Q. Secondly, how much % energy is spent on lighting (houses, offices, roads etc.)? Is it significant?

Following are some no. of New Delhi, I intentionally chose a city in North India, where difference will be more.

Date             SunriseSunsetThis dayDifferenceTimeAltitudeDistance

24 Feb 2012    06:52    18:17    11h 25m 03s    + 1m 38s    12:34    51.7°     148.031
25 Feb 2012    06:51    18:18    11h 26m 42s    + 1m 38s    12:34    52.1°     148.064
26 Feb 2012    06:50    18:19    11h 28m 21s    + 1m 39s    12:34    52.5°     148.098
27 Feb 2012    06:49    18:19    11h 30m 01s    + 1m 39s    12:34    52.9°     148.132
28 Feb 2012    06:48    18:20    11h 31m 41s    + 1m 40s    12:34    53.2°     148.167
29 Feb 2012    06:47    18:20    11h 33m 21s    + 1m 40s    12:34    53.6°     148.201

26 Mar 2012    06:18    18:36    12h 17m 52s    + 1m 43s    12:27    63.8°     149.244

27 Mar 2012    06:17    18:36    12h 19m 35s    + 1m 42s    12:26    64.2°     149.286
28 Mar 2012    06:16    18:37    12h 21m 18s    + 1m 42s    12:26    64.6°     149.328
29 Mar 2012    06:15    18:38    12h 23m 01s    + 1m 42s    12:26    65.0°     149.370
30 Mar 2012    06:13    18:38    12h 24m 43s    + 1m 42s    12:26    65.3°     149.412
31 Mar 2012    06:12    18:39    12h 26m 25s    + 1m 42s    12:25    65.7°     149.454

Source: http://www.timeanddate.com/worldclock/astronomy.html?n=176&month=3&year=2012&obj=sun&afl=-11&day=1

Remember North India are some really populous states (as big as some European countries) , so a serious study is needed to conclude is Daylight Saving Time for India will result into energy savings (which is scarce).
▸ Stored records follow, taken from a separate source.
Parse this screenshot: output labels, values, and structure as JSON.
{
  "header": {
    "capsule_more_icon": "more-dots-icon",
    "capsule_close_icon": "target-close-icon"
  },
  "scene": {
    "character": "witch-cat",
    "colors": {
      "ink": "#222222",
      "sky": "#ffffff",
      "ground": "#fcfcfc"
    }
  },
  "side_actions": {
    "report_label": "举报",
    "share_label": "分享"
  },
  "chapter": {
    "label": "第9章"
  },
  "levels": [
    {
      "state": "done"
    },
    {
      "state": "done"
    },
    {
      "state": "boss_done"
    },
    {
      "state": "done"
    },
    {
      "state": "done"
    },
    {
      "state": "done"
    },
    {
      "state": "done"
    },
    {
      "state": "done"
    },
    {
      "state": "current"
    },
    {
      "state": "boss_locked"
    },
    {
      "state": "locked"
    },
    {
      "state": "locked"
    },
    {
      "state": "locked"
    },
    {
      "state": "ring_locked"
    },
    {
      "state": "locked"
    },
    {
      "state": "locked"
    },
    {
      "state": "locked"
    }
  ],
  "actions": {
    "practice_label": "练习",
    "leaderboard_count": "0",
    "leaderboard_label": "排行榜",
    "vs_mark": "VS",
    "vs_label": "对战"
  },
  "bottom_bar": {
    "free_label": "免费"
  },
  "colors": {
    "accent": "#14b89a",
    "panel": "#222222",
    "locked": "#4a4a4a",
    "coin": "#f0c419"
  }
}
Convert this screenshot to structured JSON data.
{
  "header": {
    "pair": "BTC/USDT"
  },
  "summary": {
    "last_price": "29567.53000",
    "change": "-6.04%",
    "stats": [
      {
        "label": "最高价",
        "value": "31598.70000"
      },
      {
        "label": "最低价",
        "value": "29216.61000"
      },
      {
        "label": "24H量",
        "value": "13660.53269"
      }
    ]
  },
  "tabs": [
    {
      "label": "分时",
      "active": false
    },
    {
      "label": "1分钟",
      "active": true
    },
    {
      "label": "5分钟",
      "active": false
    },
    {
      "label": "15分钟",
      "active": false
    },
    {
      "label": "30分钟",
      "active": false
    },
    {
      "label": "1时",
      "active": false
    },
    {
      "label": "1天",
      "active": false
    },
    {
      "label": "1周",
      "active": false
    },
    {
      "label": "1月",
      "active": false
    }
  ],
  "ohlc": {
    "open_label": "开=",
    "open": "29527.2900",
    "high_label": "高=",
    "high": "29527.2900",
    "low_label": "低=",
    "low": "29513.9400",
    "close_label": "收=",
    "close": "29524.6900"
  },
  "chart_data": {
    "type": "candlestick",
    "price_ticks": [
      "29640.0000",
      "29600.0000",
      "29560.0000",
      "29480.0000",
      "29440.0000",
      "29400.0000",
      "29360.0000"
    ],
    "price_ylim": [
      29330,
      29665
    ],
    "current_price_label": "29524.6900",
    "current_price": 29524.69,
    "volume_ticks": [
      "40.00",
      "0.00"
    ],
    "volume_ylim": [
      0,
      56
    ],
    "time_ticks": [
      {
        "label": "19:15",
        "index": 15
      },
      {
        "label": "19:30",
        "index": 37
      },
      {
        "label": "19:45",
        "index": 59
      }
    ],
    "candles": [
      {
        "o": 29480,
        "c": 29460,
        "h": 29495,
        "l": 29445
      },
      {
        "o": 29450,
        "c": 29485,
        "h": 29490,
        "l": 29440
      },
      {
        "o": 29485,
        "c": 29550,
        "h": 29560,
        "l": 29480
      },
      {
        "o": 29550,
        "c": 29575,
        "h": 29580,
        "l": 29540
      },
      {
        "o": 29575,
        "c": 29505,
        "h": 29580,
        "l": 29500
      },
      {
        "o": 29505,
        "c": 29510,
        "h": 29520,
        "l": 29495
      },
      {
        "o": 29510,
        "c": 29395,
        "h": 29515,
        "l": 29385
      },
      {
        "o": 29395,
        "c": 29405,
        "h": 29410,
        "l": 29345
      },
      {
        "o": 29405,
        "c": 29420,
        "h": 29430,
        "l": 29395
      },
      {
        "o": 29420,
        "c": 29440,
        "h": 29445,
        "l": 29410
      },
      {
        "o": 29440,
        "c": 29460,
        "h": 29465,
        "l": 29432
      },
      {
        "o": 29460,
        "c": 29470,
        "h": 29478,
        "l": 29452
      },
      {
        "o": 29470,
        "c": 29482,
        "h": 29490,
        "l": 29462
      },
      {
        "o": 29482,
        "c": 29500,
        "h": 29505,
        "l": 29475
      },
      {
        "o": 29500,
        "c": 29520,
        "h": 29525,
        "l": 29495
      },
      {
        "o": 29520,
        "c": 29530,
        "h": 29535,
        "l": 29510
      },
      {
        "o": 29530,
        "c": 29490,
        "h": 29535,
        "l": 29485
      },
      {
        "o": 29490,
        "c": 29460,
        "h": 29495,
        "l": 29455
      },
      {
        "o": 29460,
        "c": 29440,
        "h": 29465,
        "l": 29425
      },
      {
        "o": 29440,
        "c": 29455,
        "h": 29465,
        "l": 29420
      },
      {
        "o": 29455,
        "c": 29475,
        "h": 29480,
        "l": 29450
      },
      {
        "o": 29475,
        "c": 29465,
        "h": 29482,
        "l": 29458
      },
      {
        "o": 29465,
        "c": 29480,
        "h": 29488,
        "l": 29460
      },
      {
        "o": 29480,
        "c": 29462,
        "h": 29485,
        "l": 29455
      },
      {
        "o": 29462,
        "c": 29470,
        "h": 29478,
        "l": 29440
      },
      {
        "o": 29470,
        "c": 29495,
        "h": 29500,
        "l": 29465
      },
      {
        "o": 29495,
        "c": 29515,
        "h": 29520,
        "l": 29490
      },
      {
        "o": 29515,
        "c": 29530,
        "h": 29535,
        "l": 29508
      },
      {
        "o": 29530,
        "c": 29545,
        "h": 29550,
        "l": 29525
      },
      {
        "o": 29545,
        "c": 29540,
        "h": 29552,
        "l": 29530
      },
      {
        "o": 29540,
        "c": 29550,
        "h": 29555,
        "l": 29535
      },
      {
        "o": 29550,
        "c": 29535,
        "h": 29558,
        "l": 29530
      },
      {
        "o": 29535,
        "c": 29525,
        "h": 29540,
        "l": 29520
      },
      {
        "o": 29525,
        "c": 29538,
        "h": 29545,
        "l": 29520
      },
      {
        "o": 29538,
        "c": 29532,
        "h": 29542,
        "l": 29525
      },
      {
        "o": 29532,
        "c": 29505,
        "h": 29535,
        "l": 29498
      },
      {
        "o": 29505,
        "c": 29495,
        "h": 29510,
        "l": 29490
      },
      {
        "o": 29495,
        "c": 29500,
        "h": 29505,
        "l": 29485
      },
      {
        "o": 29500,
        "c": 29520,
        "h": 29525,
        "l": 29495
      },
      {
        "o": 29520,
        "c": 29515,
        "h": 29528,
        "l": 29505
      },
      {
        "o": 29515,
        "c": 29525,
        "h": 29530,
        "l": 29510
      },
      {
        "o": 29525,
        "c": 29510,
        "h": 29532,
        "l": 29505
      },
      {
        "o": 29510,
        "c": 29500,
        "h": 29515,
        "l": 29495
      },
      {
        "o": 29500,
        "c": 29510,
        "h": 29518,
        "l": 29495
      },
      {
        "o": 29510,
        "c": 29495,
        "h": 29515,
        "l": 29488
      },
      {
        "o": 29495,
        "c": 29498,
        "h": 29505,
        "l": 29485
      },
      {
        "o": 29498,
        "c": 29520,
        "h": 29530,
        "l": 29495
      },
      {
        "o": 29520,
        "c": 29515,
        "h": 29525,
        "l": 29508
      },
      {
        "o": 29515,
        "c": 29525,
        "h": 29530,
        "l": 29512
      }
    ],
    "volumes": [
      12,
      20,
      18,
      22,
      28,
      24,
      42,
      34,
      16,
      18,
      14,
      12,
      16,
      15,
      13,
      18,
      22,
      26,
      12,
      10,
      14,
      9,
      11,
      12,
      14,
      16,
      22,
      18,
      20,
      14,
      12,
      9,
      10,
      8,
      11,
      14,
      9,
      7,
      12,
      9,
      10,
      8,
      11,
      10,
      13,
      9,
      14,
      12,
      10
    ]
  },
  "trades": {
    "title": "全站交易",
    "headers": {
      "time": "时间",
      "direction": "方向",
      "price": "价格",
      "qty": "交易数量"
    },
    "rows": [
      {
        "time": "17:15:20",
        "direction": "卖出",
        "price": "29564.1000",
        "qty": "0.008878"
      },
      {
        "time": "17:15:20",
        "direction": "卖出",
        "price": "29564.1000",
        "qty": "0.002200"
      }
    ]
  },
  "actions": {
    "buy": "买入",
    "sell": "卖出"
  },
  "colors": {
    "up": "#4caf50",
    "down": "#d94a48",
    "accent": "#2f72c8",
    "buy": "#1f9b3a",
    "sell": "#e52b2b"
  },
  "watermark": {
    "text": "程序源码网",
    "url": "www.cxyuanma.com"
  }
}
Also remember that typical Indian office, work starts after 9:30 AM so we are already NOT using morning sunlight. In summer, it is whopping 3 hours after sun rise. Of course assumption here majority buildings have architecture that uses sunlight.